However delve a bit deeper and what people really crave is certainty. If they have that, they can then use their skills to run the business, without having to factor in variables over which they have no control. In agriculture, uncertainty has always been part of the equation; top of the list of drivers is the weather, followed by diseases and then people’s whims about what they want to eat.

For years agricultural policy has been about reducing income uncertainty. Initially this was about an adequate post-war food supply. In the UK the result was the deficiency payment system, which guaranteed farm prices. In the then EEC, the CAP came into existence long after UK deficiency payments. As a result, each generation of farmers here since the 1950s has been used to some form of guaranteed income security – whether that came through the old deficiency payments or the CAP that replaced them.

In the EU-27 that model will continue, but for the first time in more than 65 years, that certainty will not extend to UK agriculture.

That does not mean all is perfect with the CAP. There are questions about the shape of support, and how much it will be trimmed back because of post-Brexit cuts to the overall EU budget. However, any cut would be less than 5%, and what is not at issue, is whether support will continue. By contrast, the Defra minister, Michael Gove, told the committee that monitors his department that he could give no assurances on farm support beyond 2022. He said, rightly, that only the Chancellor could give a long term commitment.
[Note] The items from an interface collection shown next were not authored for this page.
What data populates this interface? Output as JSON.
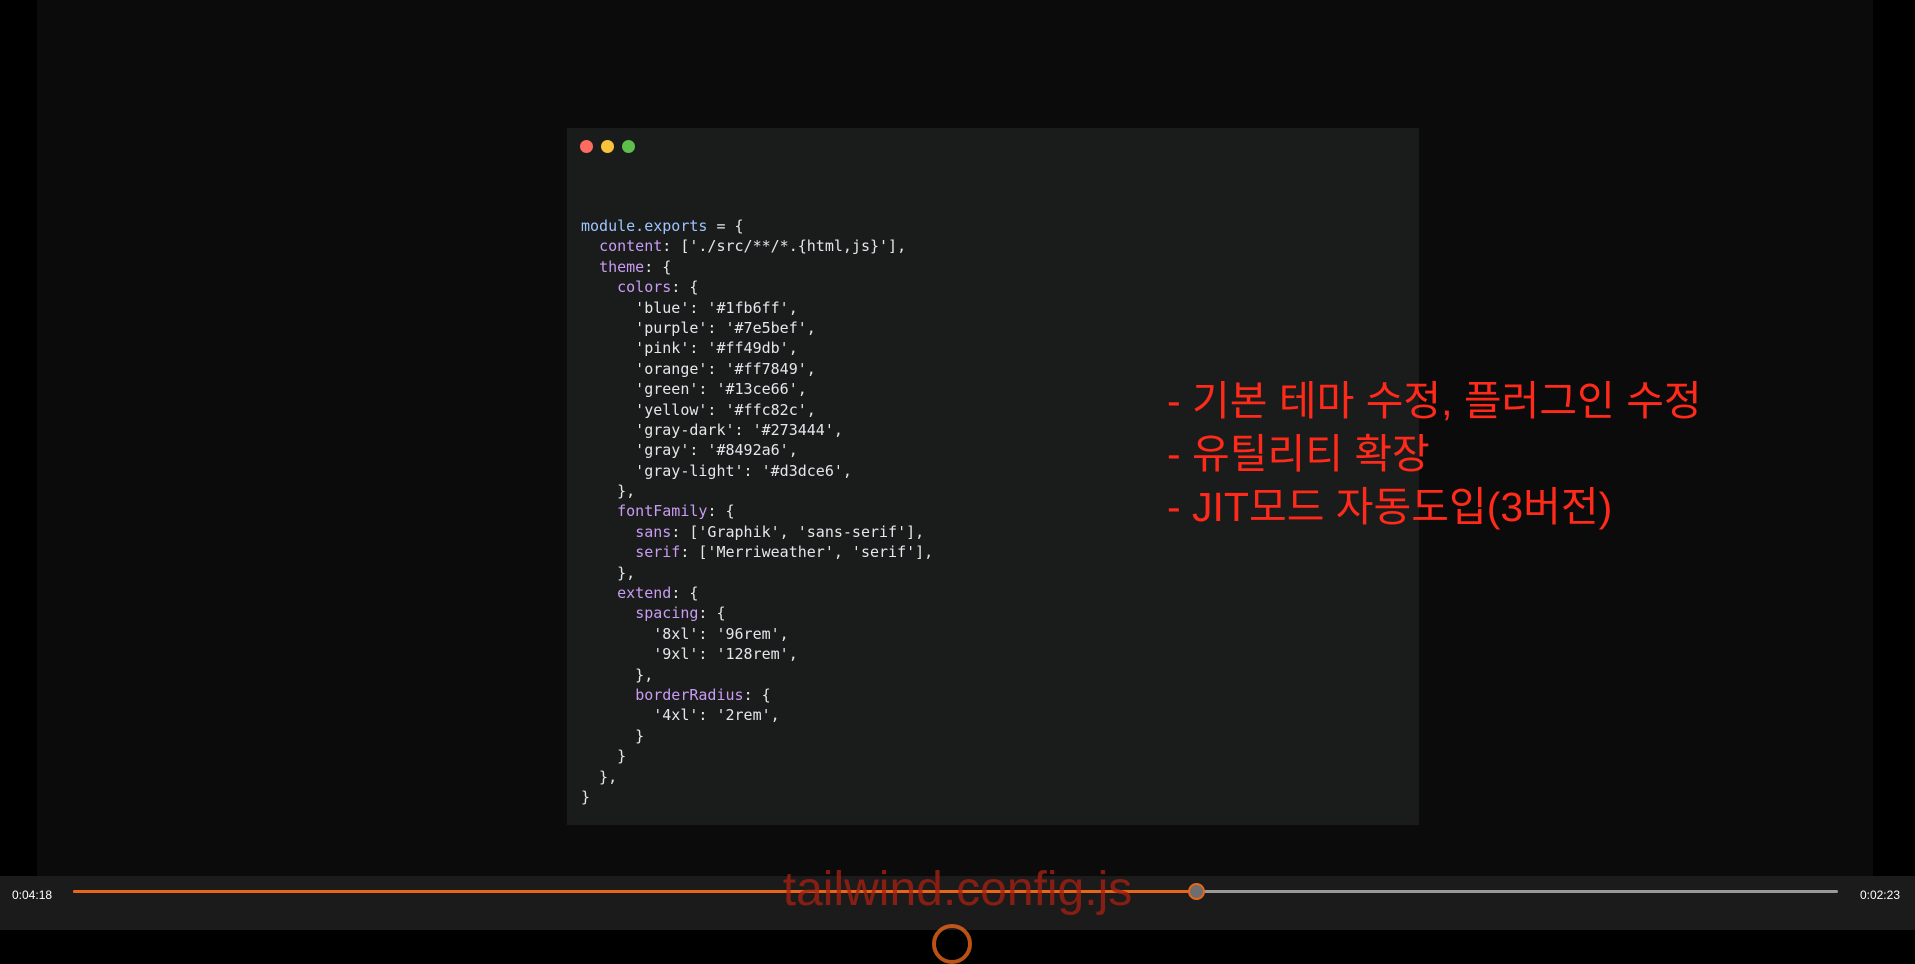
{
  "player": {
    "current_time": "0:04:18",
    "total_time": "0:02:23",
    "progress_fraction": 0.6364,
    "accent_color": "#e8661a"
  },
  "slide": {
    "code_lines": [
      [
        [
          "k",
          "module.exports"
        ],
        [
          "s",
          " = {"
        ]
      ],
      [
        [
          "s",
          "  "
        ],
        [
          "p",
          "content"
        ],
        [
          "s",
          ": ['./src/**/*.{html,js}'],"
        ]
      ],
      [
        [
          "s",
          "  "
        ],
        [
          "p",
          "theme"
        ],
        [
          "s",
          ": {"
        ]
      ],
      [
        [
          "s",
          "    "
        ],
        [
          "p",
          "colors"
        ],
        [
          "s",
          ": {"
        ]
      ],
      [
        [
          "s",
          "      'blue': '#1fb6ff',"
        ]
      ],
      [
        [
          "s",
          "      'purple': '#7e5bef',"
        ]
      ],
      [
        [
          "s",
          "      'pink': '#ff49db',"
        ]
      ],
      [
        [
          "s",
          "      'orange': '#ff7849',"
        ]
      ],
      [
        [
          "s",
          "      'green': '#13ce66',"
        ]
      ],
      [
        [
          "s",
          "      'yellow': '#ffc82c',"
        ]
      ],
      [
        [
          "s",
          "      'gray-dark': '#273444',"
        ]
      ],
      [
        [
          "s",
          "      'gray': '#8492a6',"
        ]
      ],
      [
        [
          "s",
          "      'gray-light': '#d3dce6',"
        ]
      ],
      [
        [
          "s",
          "    },"
        ]
      ],
      [
        [
          "s",
          "    "
        ],
        [
          "p",
          "fontFamily"
        ],
        [
          "s",
          ": {"
        ]
      ],
      [
        [
          "s",
          "      "
        ],
        [
          "p",
          "sans"
        ],
        [
          "s",
          ": ['Graphik', 'sans-serif'],"
        ]
      ],
      [
        [
          "s",
          "      "
        ],
        [
          "p",
          "serif"
        ],
        [
          "s",
          ": ['Merriweather', 'serif'],"
        ]
      ],
      [
        [
          "s",
          "    },"
        ]
      ],
      [
        [
          "s",
          "    "
        ],
        [
          "p",
          "extend"
        ],
        [
          "s",
          ": {"
        ]
      ],
      [
        [
          "s",
          "      "
        ],
        [
          "p",
          "spacing"
        ],
        [
          "s",
          ": {"
        ]
      ],
      [
        [
          "s",
          "        '8xl': '96rem',"
        ]
      ],
      [
        [
          "s",
          "        '9xl': '128rem',"
        ]
      ],
      [
        [
          "s",
          "      },"
        ]
      ],
      [
        [
          "s",
          "      "
        ],
        [
          "p",
          "borderRadius"
        ],
        [
          "s",
          ": {"
        ]
      ],
      [
        [
          "s",
          "        '4xl': '2rem',"
        ]
      ],
      [
        [
          "s",
          "      }"
        ]
      ],
      [
        [
          "s",
          "    }"
        ]
      ],
      [
        [
          "s",
          "  },"
        ]
      ],
      [
        [
          "s",
          "}"
        ]
      ]
    ],
    "notes": [
      "- 기본 테마 수정, 플러그인 수정",
      "- 유틸리티 확장",
      "- JIT모드 자동도입(3버전)"
    ],
    "caption": "tailwind.config.js"
  }
}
That means support can no longer be taken for granted in farming, and as time goes on that will be a big difference between the EU-27 and the UK. If, however, polls in 2016 were right, a majority of farmers voted to leave the EU. By going down a path with no support assurance they are effectively getting the exit from the CAP and its bureaucracy that they wanted. The government is making no false promises about maintaining farm incomes or matching the CAP. Agriculture will have to compete to secure support, and that will be difficult with both major parties at Westminster urban-focussed in the decisions they take.

In short, squeaky doors get the oil, and politicians are unlikely to listen to squeaks from farming or rural communities.

If the government is taking away the income certainty of the CAP, a big unknown is whether it is replacing the certainty of the single market, with an alternative that will benefit farming and food. That is a question that has not been answered, and despite claims that a deal with the EU could be in place by the end of the month, there is no certainty that this will not become another missed deadline.

As of now, there are effectively three market alternatives on the table, and two could be good for agriculture. The one that would not be good for farming or any other part of the economy would be a no deal exit from the EU. This might please the anti-Europe wing of the Conservative party, but would be a disaster for the entire economy. For farming, this would maximise uncertainty and minimise market prospects.

The alternatives have been well debated. One is a Canada-style deal based around free trade but with decisions taken on a commodity by commodity basis. This would win the support of the pro-Brexit Tories, but it would take years, not months, to negotiate the detail, and agriculture would inevitably be a tariff battleground.

The one now grabbing attention is continuing UK membership of the customs union. This would be open-ended, or at least until the Irish border problem is solved, which remains an unlikely prospect. This would be a good outcome for agriculture, offering maximum short term certainty because little would change. It would limit scope for trade deals beyond the EU-27, but these have little to offer agriculture and so would not be missed.

As to the odds for each option I would say 10% for no deal, 30% for Canada plus and 60% for continued membership of the customs union – but then given the pace of political events, that could all change tomorrow.